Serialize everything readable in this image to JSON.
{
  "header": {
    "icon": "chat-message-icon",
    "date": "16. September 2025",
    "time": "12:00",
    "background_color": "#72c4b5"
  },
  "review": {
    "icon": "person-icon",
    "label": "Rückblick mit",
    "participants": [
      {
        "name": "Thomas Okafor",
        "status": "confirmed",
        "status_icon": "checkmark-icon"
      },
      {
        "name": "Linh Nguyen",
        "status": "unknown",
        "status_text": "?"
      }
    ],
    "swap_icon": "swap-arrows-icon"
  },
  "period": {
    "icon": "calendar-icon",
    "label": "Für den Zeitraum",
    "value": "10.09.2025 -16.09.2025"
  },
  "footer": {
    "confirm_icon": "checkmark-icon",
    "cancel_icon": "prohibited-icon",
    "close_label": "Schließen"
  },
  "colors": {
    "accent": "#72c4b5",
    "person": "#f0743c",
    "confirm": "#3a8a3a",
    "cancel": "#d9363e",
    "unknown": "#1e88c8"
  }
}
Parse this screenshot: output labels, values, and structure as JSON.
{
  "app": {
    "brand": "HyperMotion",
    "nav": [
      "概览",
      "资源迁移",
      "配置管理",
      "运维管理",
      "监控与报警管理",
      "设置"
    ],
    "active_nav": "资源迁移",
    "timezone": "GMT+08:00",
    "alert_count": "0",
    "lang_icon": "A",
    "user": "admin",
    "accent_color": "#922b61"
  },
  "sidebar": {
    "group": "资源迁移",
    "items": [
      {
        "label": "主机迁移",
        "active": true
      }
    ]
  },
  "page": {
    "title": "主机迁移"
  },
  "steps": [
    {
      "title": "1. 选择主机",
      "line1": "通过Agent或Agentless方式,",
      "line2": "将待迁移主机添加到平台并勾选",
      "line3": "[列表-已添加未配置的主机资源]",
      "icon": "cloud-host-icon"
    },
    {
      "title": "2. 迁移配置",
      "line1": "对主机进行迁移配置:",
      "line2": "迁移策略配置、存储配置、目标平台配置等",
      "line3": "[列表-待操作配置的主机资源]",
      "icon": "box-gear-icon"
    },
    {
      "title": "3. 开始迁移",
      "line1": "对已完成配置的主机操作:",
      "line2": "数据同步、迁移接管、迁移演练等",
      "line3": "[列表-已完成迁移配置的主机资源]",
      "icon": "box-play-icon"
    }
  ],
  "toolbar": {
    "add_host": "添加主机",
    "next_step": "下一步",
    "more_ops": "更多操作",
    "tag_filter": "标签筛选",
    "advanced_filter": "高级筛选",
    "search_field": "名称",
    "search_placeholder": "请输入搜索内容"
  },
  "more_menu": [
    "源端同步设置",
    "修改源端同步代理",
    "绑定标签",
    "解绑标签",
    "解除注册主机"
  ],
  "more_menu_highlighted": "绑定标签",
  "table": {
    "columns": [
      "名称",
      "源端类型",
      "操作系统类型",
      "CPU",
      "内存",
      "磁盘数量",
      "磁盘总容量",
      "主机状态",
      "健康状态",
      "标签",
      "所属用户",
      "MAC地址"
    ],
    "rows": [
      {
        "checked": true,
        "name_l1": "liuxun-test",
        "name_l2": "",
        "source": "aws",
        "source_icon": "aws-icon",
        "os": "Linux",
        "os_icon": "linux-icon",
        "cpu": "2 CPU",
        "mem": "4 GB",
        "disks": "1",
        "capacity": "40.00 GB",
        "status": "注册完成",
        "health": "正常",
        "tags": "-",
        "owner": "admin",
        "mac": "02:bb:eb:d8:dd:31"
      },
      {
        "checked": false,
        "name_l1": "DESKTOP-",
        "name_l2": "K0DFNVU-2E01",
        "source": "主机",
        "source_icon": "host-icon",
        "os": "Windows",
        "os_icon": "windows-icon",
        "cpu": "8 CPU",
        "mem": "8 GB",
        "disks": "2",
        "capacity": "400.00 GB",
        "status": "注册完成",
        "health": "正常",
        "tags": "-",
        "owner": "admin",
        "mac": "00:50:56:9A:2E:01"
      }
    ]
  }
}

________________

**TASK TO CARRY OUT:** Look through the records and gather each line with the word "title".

**ANSWER FOR THE TASK:**
    "title": "主机迁移"
      "title": "1. 选择主机",
      "title": "2. 迁移配置",
      "title": "3. 开始迁移",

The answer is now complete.